Legally reviewed by:Erik Abrahamson, J.D. January 11, 2019
Thousands of trucks containing hazardous materials are on the road in Florida on any given day. Depending on the type of hazardous materials being carried, collisions with these trucks can lead to explosions, fires, and even toxic chemical spills. This can result in serious and sometimes deadly injuries to the motorists involved. The industry is highly regulated by the government, and trucking companies who transport these materials are held to a greater safety standard.
The Federal Motor Carrier Safety Administration (FMSCA) defines hazardous materials as those materials that may pose an unreasonable threat to the health and safety of people and the environment. The FMSCA has broken down hazardous materials into nine categories.
- Flammable solid
- Flammable and combustible liquid
- Oxidizer and organic peroxide
- Toxic Poison
Federal regulations require that trucks transporting hazardous materials have a placard on the truck indicating the type of material being hauled. According to the FMSCA, properly categorizing the type of hazardous material is one of the most important responsibilities of the trucking company. Carriers must also be sure to thoroughly train employees on how to handle the hazardous materials, properly load and unload the materials, and ensure the materials are properly secured.
In addition, drivers who transport hazardous materials must have a special HazMat designation on their commercial driver’s license (CDL). In order to obtain this designation, drivers are required to undergo a medical exam and a fingerprinted background check.
Hazardous Material Trucking Accidents
Despite the seriousness of transporting hazardous materials, some trucking companies and shippers can be careless when it comes to safety. For the fiscal year 2018, the FMSCA found over 43,000 violations in over 200,000 inspections. Violations and common causes of accidents include:
- Failure to properly secure materials—this increases the risk of hazardous materials shifting during transport which can lead to accidents and explosions.
- Driver error—things like driver distraction, driver fatigue, speeding, following too closely, and driving while impaired can all lead to severe accidents.
- Failure to properly train drivers and other employees—drivers who transport hazardous materials should receive specialized training, as should any employees who load and unload the cargo.
- Failure to properly maintain and inspect trucks—trucks that aren’t properly maintained can cause accidents or lead to leakage of hazardous materials. Trucks should be inspected on a regular basis and in accordance with FMSCA regulations.
Contact a Trusted Attorney
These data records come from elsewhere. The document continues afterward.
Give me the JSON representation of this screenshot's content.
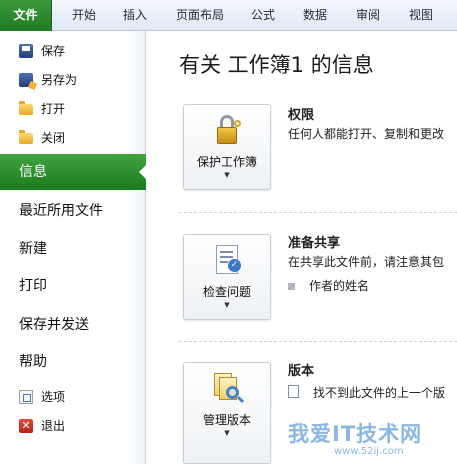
{
  "ribbon": {
    "tabs": [
      "文件",
      "开始",
      "插入",
      "页面布局",
      "公式",
      "数据",
      "审阅",
      "视图"
    ]
  },
  "nav": {
    "small_top": [
      {
        "label": "保存",
        "icon": "save-icon"
      },
      {
        "label": "另存为",
        "icon": "save-as-icon"
      },
      {
        "label": "打开",
        "icon": "open-folder-icon"
      },
      {
        "label": "关闭",
        "icon": "close-folder-icon"
      }
    ],
    "big": [
      {
        "label": "信息",
        "active": true
      },
      {
        "label": "最近所用文件"
      },
      {
        "label": "新建"
      },
      {
        "label": "打印"
      },
      {
        "label": "保存并发送"
      },
      {
        "label": "帮助"
      }
    ],
    "small_bottom": [
      {
        "label": "选项",
        "icon": "options-icon"
      },
      {
        "label": "退出",
        "icon": "exit-icon"
      }
    ],
    "active_color": "#2e8f30"
  },
  "main": {
    "title": "有关 工作簿1 的信息",
    "sections": [
      {
        "button_label": "保护工作簿",
        "button_icon": "lock-key-icon",
        "heading": "权限",
        "description": "任何人都能打开、复制和更改",
        "bullet": ""
      },
      {
        "button_label": "检查问题",
        "button_icon": "document-check-icon",
        "heading": "准备共享",
        "description": "在共享此文件前，请注意其包",
        "bullet": "作者的姓名"
      },
      {
        "button_label": "管理版本",
        "button_icon": "versions-magnifier-icon",
        "heading": "版本",
        "description": "",
        "bullet": "找不到此文件的上一个版"
      }
    ]
  },
  "watermark": {
    "text": "我爱IT技术网",
    "url": "www.52ij.com"
  }
}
If you’ve been injured in a truck accident, you should consult with an experienced personal injury law firm near you. Contact the trusted lawyers at Abrahamson & Uiterwyk online or call us at 1-800-538-4878 to schedule your free consultation.